Burlington Mayor Miro Weinberger presented his proposed 2021 city budget Monday. His presentations focused on changes to the city Police Department budget and enhancing racial justice financing at a time when city revenues will be sharply lower.
Burlington’s Democratic mayor first presented his proposed budget during a virtual briefing to the public and then formally submitted the overview to city councilors during the finance committee meeting. Weinberger said the overall budget will be challenging due to the COVID-19 crisis. “We are estimating right now, and this may prove to be conservative hopefully we'll do better than this, but we are estimating right now that about 15% of our revenues, $10 million, are going to vanish in the upcoming year. The city hasn't had a budget year like this in recent memory, maybe ever. Generally our budgets are quite stable and have very modest changes from one year to the next. This is a real aberration and that's been challenging to deal with. We are going to get through it well however I believe. Fortunately we have significant reserves that are going to help us through this period.”
During the presentation to the council Ward 3 Progressive Brian Pine requested an update on current tax payments and the mayor asked Chief Administrative Officer Katherine Schad to respond. “Just to get an idea of what position we're in as a city right now.”
Shad: “We are about $1,400,000 below where we were at this point in last year.”
Pine: “Okay. And so the ramifications of that for the city, in terms of our budget is something that I'd like to hear what impact that has on us going forward.”
Weinberger: “It is the lost revenues that are, really that drive the challenge.”
Weinberger said while the city will defer some priorities he plans to continue making progress on priority programs including promoting racial equity and transforming policing and public safety. “This is a moment where we need to make long overdue progress towards police transformation and racial justice. So the budget has $1.1 million in expense cuts. There's also nearly approximately 800,000 in reallocations to other departments. We are going to immediately allocate $300,000 of these cuts to a new fund for racial equity and police transformation. The remaining $800,000 in expense reductions are going to be needed, you know, for us to have a balanced budget.”
Ward 4 Democrat Sarah Carpenter echoed a few other councilors in desiring more details and analysis of the impacts of the proposed budget, especially cuts to the police department. “I was very interested in the data that Chief Murad provided on calls. Getting that would be very interesting and valuable. He mentioned that each shift is an average of eight people, you know, kind of looking at, okay, in a month, how many shifts how many people on a shift. And not that we should be micromanaging the budget but just to give us an understanding of how is the department staffed with whom, for what. I just would find that very helpful.”
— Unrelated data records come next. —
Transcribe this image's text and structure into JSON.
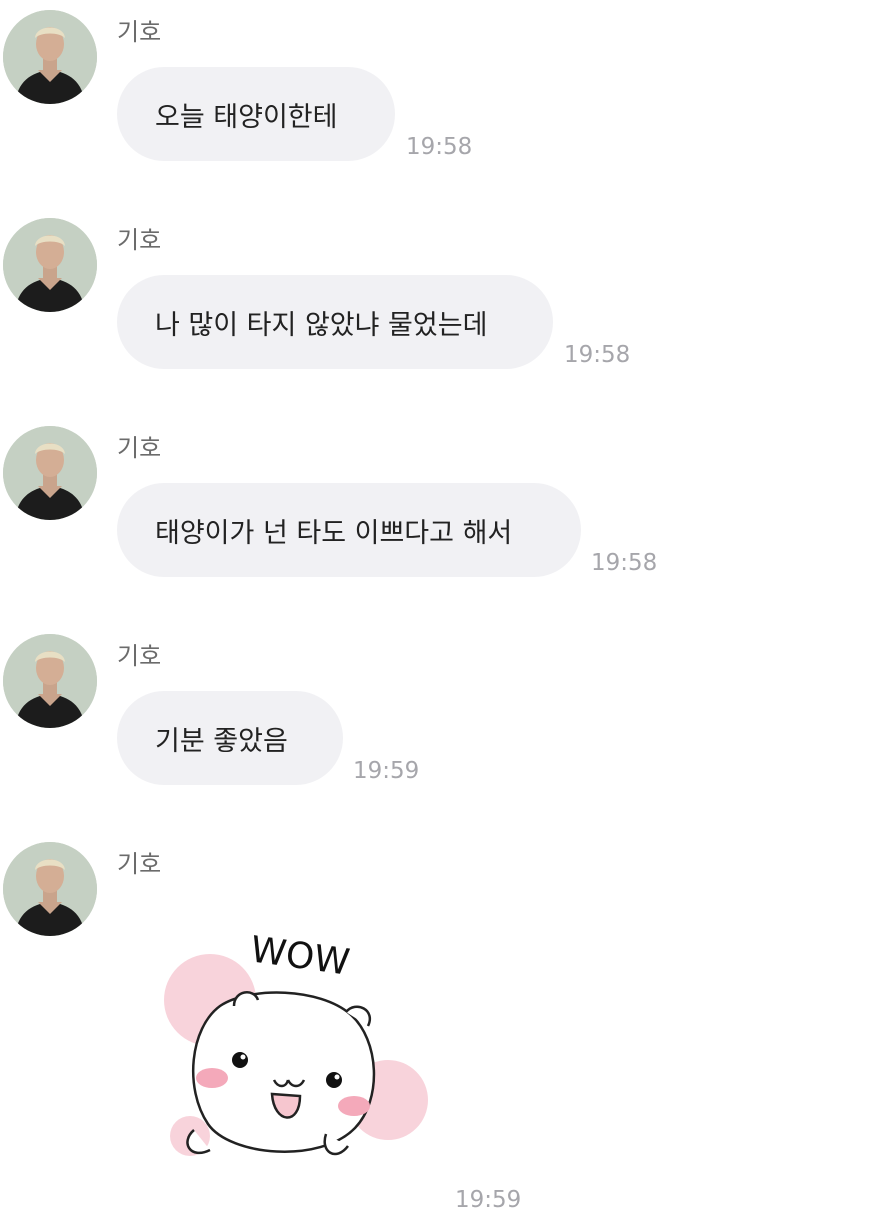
{
  "messages": [
    {
      "sender": "기호",
      "text": "오늘 태양이한테",
      "time": "19:58"
    },
    {
      "sender": "기호",
      "text": "나 많이 타지 않았냐 물었는데",
      "time": "19:58"
    },
    {
      "sender": "기호",
      "text": "태양이가 넌 타도 이쁘다고 해서",
      "time": "19:58"
    },
    {
      "sender": "기호",
      "text": "기분 좋았음",
      "time": "19:59"
    }
  ],
  "sticker_message": {
    "sender": "기호",
    "sticker_text": "WOW",
    "time": "19:59"
  },
  "colors": {
    "background": "#ffffff",
    "bubble": "#f1f1f4",
    "time_text": "#a6a6ab",
    "blush": "#f7c9d3"
  },
  "icons": {
    "avatar": "profile-photo",
    "sticker": "wow-bear-sticker"
  }
}
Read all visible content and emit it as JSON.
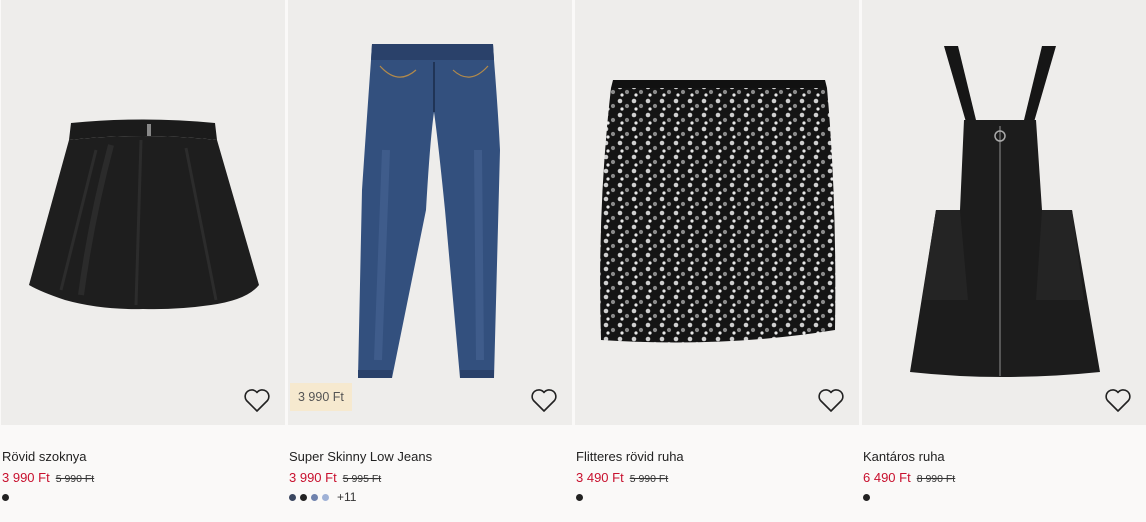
{
  "products": [
    {
      "name": "Rövid szoknya",
      "price": "3 990 Ft",
      "old_price": "5 990 Ft",
      "tag": "",
      "swatch_colors": [
        "#222222"
      ],
      "more_colors": ""
    },
    {
      "name": "Super Skinny Low Jeans",
      "price": "3 990 Ft",
      "old_price": "5 995 Ft",
      "tag": "3 990 Ft",
      "swatch_colors": [
        "#3a4660",
        "#222222",
        "#6f82ad",
        "#9fb1d6"
      ],
      "more_colors": "+11"
    },
    {
      "name": "Flitteres rövid ruha",
      "price": "3 490 Ft",
      "old_price": "5 990 Ft",
      "tag": "",
      "swatch_colors": [
        "#222222"
      ],
      "more_colors": ""
    },
    {
      "name": "Kantáros ruha",
      "price": "6 490 Ft",
      "old_price": "8 990 Ft",
      "tag": "",
      "swatch_colors": [
        "#222222"
      ],
      "more_colors": ""
    }
  ],
  "icons": {
    "favorite": "heart-outline-icon"
  },
  "colors": {
    "sale_price": "#c8102e",
    "tag_bg": "#f6e9cf",
    "image_bg": "#eeedeb"
  }
}
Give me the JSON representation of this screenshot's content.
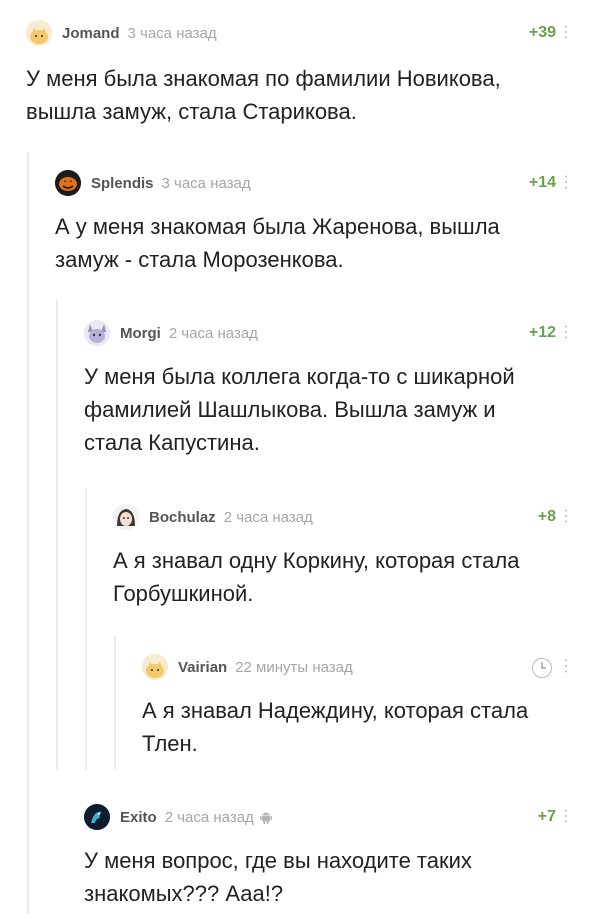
{
  "comments": [
    {
      "user": "Jomand",
      "time": "3 часа назад",
      "rating": "+39",
      "text_lines": [
        "У меня была знакомая по фамилии Новикова,",
        "вышла замуж, стала Старикова."
      ]
    },
    {
      "user": "Splendis",
      "time": "3 часа назад",
      "rating": "+14",
      "text_lines": [
        "А у меня знакомая была Жаренова, вышла",
        "замуж - стала Морозенкова."
      ]
    },
    {
      "user": "Morgi",
      "time": "2 часа назад",
      "rating": "+12",
      "text_lines": [
        "У меня была коллега когда-то с шикарной",
        "фамилией Шашлыкова. Вышла замуж и",
        "стала Капустина."
      ]
    },
    {
      "user": "Bochulaz",
      "time": "2 часа назад",
      "rating": "+8",
      "text_lines": [
        "А я знавал одну Коркину, которая стала",
        "Горбушкиной."
      ]
    },
    {
      "user": "Vairian",
      "time": "22 минуты назад",
      "rating": "",
      "text_lines": [
        "А я знавал Надеждину, которая стала",
        "Тлен."
      ]
    },
    {
      "user": "Exito",
      "time": "2 часа назад",
      "rating": "+7",
      "text_lines": [
        "У меня вопрос, где вы находите таких",
        "знакомых??? Ааа!?"
      ]
    }
  ],
  "menu_glyph": "⋮",
  "icons": {
    "clock": "clock-icon",
    "android": "android-icon"
  },
  "colors": {
    "rating": "#6aa04e",
    "time": "#a6a6a6",
    "thread_line": "#ececec"
  }
}
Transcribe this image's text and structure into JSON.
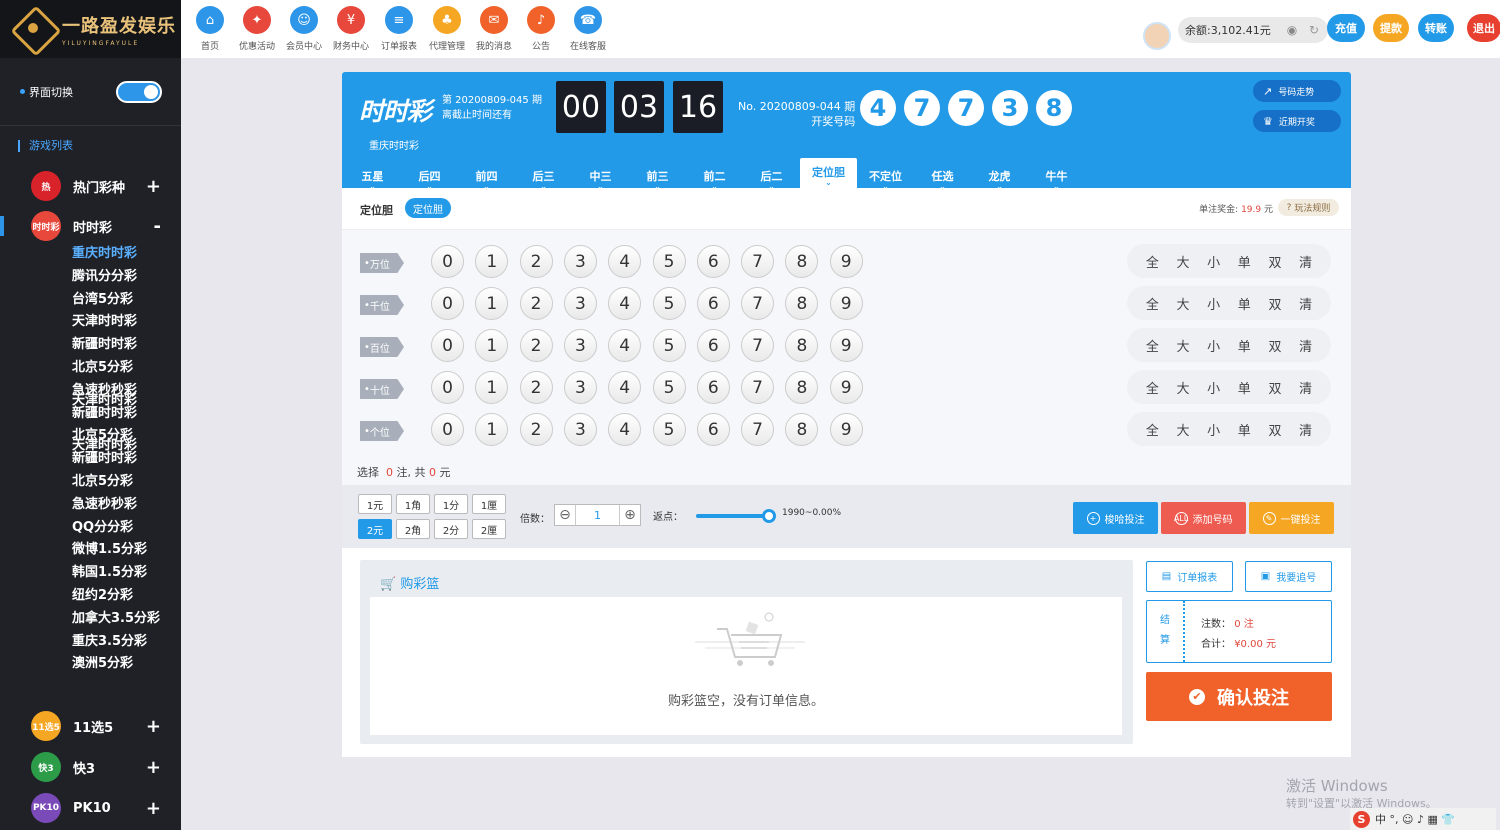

The mayor’s proposed budget does not include employee layoffs or furloughs. The council is not expected to vote on it until at least June 29th.